Segment Start: Dataset extract

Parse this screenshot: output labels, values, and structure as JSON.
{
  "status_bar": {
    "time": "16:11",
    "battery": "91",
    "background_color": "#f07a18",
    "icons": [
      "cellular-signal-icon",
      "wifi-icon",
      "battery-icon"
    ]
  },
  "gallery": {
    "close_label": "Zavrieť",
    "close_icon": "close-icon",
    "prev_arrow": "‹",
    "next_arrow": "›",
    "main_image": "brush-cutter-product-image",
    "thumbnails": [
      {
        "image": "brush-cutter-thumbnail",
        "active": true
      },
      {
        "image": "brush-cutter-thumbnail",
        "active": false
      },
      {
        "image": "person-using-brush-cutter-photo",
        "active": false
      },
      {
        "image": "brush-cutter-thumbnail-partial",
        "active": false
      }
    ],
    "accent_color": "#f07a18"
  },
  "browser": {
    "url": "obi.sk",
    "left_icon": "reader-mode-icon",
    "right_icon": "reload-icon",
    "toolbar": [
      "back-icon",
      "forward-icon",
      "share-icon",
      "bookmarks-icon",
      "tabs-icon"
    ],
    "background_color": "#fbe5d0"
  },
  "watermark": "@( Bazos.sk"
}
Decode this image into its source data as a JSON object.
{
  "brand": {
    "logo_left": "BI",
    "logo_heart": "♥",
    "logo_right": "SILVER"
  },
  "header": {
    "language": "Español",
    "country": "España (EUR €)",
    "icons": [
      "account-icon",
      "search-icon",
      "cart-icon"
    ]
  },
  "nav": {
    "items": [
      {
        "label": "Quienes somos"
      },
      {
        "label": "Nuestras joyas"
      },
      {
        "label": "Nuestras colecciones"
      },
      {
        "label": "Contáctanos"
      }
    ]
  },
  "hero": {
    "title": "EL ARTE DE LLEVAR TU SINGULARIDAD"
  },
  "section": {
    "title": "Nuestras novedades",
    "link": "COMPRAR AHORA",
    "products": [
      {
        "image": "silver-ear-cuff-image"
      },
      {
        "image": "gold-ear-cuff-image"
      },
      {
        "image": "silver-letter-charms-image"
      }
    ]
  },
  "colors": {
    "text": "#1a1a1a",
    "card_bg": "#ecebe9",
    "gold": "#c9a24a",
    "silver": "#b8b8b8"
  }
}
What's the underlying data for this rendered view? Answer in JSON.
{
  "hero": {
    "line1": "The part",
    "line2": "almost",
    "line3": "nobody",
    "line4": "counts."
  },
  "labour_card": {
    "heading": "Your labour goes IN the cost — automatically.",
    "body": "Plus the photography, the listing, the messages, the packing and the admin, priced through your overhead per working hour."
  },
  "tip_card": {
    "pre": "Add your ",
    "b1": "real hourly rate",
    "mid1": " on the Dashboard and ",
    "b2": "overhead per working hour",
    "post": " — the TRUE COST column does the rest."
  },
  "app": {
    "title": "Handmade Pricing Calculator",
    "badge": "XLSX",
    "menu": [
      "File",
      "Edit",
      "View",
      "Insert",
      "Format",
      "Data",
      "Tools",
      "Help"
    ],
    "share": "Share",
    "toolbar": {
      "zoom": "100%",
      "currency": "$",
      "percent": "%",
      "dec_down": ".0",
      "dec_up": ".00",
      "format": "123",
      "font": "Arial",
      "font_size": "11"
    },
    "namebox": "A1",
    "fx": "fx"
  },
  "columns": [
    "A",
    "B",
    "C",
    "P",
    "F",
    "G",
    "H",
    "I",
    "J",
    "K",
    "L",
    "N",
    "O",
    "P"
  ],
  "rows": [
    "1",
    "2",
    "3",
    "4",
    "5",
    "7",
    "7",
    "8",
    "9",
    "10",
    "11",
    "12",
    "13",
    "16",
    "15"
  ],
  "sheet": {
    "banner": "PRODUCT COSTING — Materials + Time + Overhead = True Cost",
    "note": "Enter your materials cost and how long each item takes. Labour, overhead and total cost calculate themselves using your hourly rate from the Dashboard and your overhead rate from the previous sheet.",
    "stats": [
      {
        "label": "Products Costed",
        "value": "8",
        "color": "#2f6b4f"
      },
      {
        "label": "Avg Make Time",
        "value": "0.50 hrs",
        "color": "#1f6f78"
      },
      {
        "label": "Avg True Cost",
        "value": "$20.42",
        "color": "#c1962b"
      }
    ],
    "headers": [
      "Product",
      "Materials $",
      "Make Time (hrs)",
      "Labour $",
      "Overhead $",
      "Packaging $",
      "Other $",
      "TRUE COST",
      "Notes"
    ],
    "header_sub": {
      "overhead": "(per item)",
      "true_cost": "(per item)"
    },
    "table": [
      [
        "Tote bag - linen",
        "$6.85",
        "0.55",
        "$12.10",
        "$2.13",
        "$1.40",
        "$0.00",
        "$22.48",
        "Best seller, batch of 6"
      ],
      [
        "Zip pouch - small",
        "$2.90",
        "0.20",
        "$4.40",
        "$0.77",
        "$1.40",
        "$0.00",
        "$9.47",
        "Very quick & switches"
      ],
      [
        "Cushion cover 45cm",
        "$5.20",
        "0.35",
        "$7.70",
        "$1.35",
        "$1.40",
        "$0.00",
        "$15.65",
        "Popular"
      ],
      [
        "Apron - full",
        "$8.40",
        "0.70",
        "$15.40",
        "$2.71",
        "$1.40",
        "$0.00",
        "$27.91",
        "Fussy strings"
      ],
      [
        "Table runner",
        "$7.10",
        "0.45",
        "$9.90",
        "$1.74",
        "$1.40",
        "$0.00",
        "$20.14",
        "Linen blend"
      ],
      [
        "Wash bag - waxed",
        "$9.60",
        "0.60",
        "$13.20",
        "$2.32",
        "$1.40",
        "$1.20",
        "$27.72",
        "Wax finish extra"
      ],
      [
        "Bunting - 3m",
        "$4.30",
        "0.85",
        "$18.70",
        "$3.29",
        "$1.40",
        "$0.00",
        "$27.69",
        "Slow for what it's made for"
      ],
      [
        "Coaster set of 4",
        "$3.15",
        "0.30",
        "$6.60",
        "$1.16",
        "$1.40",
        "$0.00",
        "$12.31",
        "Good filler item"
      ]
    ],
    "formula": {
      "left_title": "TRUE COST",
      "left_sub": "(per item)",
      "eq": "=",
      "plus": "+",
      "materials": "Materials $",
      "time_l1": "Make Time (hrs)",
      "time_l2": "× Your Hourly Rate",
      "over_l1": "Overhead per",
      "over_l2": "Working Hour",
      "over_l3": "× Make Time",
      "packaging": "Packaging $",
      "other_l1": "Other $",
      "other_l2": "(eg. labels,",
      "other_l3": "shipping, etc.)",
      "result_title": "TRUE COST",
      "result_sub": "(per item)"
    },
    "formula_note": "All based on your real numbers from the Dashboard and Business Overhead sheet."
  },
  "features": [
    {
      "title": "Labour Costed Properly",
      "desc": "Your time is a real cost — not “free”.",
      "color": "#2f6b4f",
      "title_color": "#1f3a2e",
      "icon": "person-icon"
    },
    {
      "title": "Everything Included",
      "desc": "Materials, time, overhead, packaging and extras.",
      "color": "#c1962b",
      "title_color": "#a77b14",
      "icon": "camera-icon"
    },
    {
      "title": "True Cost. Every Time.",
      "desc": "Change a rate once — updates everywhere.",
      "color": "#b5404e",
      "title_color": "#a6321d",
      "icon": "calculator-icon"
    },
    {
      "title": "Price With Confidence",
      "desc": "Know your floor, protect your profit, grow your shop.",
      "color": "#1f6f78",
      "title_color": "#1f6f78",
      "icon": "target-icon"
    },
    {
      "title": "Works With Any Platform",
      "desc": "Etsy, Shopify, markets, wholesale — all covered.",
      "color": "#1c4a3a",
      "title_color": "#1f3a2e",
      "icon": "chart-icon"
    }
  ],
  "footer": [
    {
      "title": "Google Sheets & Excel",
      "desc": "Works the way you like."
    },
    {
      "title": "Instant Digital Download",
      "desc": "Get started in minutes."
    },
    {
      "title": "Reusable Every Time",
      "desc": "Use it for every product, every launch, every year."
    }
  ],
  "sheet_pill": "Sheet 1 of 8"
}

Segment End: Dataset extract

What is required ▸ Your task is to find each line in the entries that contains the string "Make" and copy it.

Solution for this exercise ▸
        "label": "Avg Make Time",
      "Make Time (hrs)",
      "time_l1": "Make Time (hrs)",
      "over_l3": "× Make Time",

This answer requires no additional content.